Ansible is a powerful tool for automation of your IT infrastructure. In contrast to chef or puppet it does not need much infrastructure like a server and client (“agent”) programs on your target machines. We like to use it for keeping our servers and desktop machines up-to-date and provisioned in a defined, repeatable and self-documented way.

As of late ansible has begun to replace our different, custom-made – but already automated – deployment processes we implemented using different tools like ant scripts run by jenkins-jobs. The natural way of using ansible for deployment in our current infrastructure would be using it from jenkins with the jenkins ansible plugin.

Even though the plugin supports the “Global Tool Configuration” mechanism and automatic management of several ansible installations it did not work out of the box for us:

At first, the executable path was not set correctly. We managed to fix that but then the next problem arose: Our standard build slaves had no jinja2 (python templating library) installed. Sure, that are problems you can easily fix if you decide so.

For us, it was too much tinkering and snowflaking our build slaves to be feasible and we took another route, that you can consider: Running ansible from an docker image.

We already have a host for running docker containers attached to jenkins so our current state of deployment with ansible roughly consists of a Dockerfile and a Jenkins job to run the container.

The Dockerfile is as simple as

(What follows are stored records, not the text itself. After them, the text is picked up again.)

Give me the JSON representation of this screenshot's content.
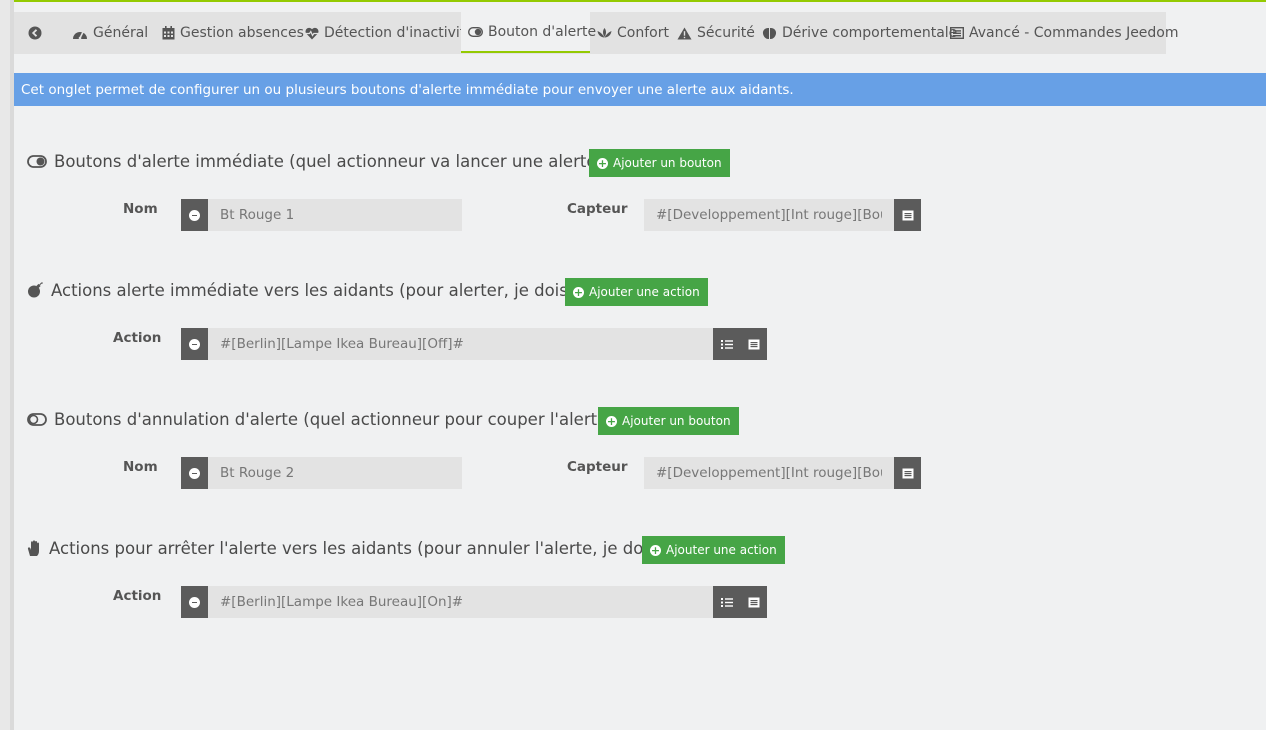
{
  "tabs": [
    {
      "label": ""
    },
    {
      "label": "Général"
    },
    {
      "label": "Gestion absences"
    },
    {
      "label": "Détection d'inactivité"
    },
    {
      "label": "Bouton d'alerte"
    },
    {
      "label": "Confort"
    },
    {
      "label": "Sécurité"
    },
    {
      "label": "Dérive comportementale"
    },
    {
      "label": "Avancé - Commandes Jeedom"
    }
  ],
  "info": "Cet onglet permet de configurer un ou plusieurs boutons d'alerte immédiate pour envoyer une alerte aux aidants.",
  "sections": {
    "alert_buttons": {
      "title": "Boutons d'alerte immédiate (quel actionneur va lancer une alerte ?)",
      "add_label": "Ajouter un bouton",
      "name_label": "Nom",
      "name_value": "Bt Rouge 1",
      "sensor_label": "Capteur",
      "sensor_value": "#[Developpement][Int rouge][Bouton"
    },
    "alert_actions": {
      "title": "Actions alerte immédiate vers les aidants (pour alerter, je dois ?)",
      "add_label": "Ajouter une action",
      "action_label": "Action",
      "action_value": "#[Berlin][Lampe Ikea Bureau][Off]#"
    },
    "cancel_buttons": {
      "title": "Boutons d'annulation d'alerte (quel actionneur pour couper l'alerte ?)",
      "add_label": "Ajouter un bouton",
      "name_label": "Nom",
      "name_value": "Bt Rouge 2",
      "sensor_label": "Capteur",
      "sensor_value": "#[Developpement][Int rouge][Bouton"
    },
    "cancel_actions": {
      "title": "Actions pour arrêter l'alerte vers les aidants (pour annuler l'alerte, je dois ?)",
      "add_label": "Ajouter une action",
      "action_label": "Action",
      "action_value": "#[Berlin][Lampe Ikea Bureau][On]#"
    }
  },
  "colors": {
    "accent": "#94ca02",
    "info_bar": "#67a0e6",
    "add_button": "#46a546",
    "dark_button": "#5b5b5b"
  }
}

FROM ubuntu:14.04
RUN DEBIAN_FRONTEND=noninteractive apt-get update && apt-get -y dist-upgrade && apt-get -y install software-properties-common
RUN DEBIAN_FRONTEND=noninteractive apt-add-repository ppa:ansible/ansible-2.4
RUN DEBIAN_FRONTEND=noninteractive apt-get update && apt-get -y install ansible

# Setup work dir
WORKDIR /project/provisioning

# Copy project directory into container
COPY . /project

# Deploy the project
CMD ansible-playbook -i inventory deploy-project.yml

And the jenkins build step to actually run the deployment looks like

docker build -t project-deploy .
docker run project-deploy

That way we can tailor our deployment machine to conveniently run our ansible playbooks for the specific project without modifying our normal build slave setups and adding complexity on their side. All the tinkering with the jenkins ansible plugin is unnecessary going this way and relying on docker and what the container provides for running ansible.